━━━ PROVIDED DATA ━━━
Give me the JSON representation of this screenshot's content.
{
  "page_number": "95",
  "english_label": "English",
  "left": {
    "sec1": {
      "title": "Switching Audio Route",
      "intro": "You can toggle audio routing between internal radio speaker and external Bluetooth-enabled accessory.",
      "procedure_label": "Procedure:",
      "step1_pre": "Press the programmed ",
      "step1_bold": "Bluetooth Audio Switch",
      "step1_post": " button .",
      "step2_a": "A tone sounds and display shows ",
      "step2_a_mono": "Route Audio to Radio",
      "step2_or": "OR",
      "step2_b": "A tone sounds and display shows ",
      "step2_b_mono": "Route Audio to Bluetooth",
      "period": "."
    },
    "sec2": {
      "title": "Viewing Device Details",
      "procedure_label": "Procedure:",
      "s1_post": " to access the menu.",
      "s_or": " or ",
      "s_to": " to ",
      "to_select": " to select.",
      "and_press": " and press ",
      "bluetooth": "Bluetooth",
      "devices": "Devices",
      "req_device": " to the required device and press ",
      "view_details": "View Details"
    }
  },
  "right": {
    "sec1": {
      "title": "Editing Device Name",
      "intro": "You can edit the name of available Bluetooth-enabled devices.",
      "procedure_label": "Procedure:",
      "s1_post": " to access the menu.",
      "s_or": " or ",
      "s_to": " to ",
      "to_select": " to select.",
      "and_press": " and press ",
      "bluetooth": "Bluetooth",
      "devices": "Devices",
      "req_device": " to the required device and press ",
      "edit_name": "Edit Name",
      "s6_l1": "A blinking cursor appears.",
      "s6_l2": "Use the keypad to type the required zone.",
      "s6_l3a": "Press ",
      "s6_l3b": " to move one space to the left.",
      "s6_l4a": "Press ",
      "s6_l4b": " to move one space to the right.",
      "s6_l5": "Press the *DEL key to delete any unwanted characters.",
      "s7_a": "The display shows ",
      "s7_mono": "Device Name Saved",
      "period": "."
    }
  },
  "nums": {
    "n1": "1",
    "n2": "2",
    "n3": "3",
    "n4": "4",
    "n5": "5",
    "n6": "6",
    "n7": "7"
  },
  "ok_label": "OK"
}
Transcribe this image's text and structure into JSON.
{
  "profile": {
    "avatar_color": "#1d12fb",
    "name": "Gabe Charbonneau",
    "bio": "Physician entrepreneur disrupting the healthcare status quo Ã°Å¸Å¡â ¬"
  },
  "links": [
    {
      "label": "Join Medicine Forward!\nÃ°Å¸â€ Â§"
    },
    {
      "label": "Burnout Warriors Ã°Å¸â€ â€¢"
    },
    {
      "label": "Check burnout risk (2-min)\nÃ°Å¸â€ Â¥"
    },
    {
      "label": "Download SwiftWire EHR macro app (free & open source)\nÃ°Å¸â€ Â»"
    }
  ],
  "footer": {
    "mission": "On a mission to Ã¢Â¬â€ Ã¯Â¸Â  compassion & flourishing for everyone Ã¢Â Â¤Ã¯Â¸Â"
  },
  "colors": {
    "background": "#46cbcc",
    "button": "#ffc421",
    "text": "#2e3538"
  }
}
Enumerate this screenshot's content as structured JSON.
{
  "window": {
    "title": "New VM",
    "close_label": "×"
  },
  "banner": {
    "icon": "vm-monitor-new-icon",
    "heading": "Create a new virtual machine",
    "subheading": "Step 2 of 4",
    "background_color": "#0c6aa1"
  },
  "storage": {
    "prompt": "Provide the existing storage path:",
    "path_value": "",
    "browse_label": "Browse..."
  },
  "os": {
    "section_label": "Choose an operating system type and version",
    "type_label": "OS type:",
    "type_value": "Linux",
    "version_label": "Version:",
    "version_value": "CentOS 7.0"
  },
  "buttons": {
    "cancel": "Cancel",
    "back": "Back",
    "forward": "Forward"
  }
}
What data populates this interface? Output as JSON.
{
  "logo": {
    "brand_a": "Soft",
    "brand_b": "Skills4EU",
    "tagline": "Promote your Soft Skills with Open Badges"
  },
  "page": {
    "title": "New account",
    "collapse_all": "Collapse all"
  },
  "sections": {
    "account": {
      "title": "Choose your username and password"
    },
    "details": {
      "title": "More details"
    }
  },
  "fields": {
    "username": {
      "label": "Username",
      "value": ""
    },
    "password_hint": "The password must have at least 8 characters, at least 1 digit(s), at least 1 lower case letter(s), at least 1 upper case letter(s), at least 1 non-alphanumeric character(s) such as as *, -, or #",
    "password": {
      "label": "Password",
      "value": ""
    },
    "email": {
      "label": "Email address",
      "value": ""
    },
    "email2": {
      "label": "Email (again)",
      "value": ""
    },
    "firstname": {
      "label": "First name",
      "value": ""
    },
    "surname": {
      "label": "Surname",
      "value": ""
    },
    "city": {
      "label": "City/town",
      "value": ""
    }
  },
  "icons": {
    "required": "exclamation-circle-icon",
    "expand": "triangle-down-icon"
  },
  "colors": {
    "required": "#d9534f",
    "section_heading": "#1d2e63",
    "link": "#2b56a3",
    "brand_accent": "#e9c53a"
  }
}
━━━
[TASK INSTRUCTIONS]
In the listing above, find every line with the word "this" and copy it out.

[ANSWER SPACE]
Give me the JSON representation of this screenshot's content.
Transcribe this image's text and structure into JSON.
Enumerate this screenshot's content as structured JSON.
What data populates this interface? Output as JSON.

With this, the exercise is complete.